Excerpts from an interface dataset:

• • • •

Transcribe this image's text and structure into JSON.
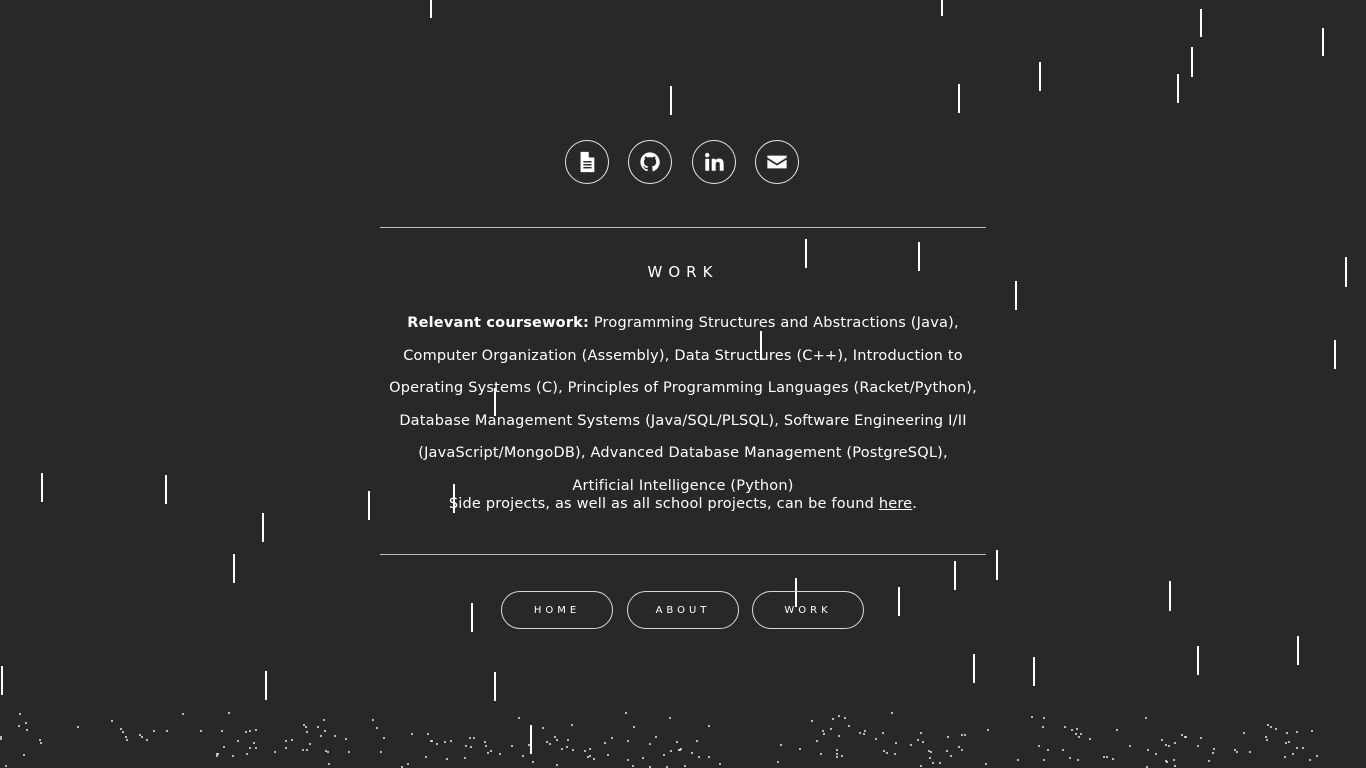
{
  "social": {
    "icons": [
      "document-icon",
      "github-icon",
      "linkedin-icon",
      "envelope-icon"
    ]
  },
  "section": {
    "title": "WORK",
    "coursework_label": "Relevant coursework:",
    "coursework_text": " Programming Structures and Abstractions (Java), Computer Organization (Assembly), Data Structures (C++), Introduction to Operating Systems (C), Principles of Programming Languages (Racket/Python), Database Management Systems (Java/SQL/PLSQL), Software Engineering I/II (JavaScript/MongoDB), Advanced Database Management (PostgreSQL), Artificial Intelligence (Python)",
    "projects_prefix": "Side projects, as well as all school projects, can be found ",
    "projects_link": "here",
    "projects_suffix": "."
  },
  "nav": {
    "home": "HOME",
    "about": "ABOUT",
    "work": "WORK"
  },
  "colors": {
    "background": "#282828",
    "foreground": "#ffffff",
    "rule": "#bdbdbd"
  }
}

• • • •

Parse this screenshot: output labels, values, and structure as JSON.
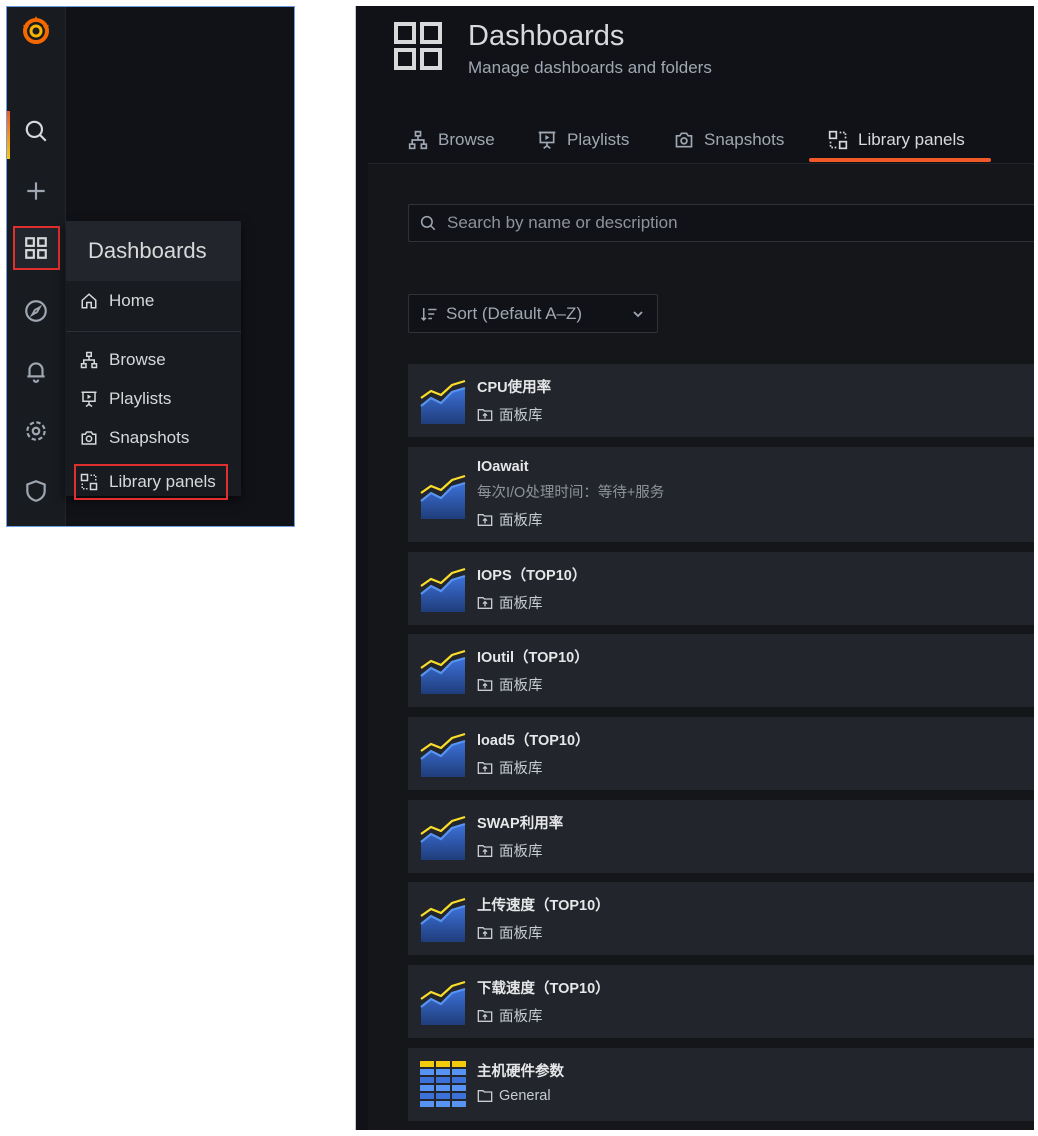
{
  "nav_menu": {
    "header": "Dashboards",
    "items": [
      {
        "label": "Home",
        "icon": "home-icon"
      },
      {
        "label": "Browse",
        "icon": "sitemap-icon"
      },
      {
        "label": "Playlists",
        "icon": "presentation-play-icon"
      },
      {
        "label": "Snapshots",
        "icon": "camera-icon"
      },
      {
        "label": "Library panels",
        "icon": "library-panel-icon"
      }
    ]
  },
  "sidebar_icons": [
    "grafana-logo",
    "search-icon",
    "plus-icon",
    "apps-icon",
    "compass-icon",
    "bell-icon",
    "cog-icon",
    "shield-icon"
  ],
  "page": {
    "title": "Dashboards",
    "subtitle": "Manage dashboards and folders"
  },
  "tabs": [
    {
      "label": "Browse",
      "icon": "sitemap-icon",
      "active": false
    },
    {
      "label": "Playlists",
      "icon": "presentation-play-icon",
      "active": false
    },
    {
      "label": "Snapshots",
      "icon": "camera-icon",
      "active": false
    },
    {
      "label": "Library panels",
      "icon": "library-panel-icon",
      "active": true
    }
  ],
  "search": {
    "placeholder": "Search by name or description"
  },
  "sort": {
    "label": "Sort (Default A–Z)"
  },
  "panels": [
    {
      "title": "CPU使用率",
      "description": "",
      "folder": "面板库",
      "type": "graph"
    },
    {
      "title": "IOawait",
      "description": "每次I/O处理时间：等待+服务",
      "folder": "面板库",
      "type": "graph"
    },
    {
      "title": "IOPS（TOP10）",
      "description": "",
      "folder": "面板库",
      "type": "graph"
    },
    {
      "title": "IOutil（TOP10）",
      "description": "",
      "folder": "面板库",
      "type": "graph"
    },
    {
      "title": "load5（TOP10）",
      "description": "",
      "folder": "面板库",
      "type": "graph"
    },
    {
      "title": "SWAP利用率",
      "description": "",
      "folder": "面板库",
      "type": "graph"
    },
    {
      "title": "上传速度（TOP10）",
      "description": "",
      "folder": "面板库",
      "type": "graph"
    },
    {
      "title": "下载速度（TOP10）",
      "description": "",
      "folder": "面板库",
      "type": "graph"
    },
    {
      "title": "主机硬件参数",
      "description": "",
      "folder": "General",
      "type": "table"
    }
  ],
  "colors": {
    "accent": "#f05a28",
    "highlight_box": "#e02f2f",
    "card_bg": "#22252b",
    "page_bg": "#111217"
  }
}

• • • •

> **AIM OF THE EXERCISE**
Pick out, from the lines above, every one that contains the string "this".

> **RESULT BELOW**
Transcribe this image's text and structure into JSON.
Parse this screenshot: output labels, values, and structure as JSON.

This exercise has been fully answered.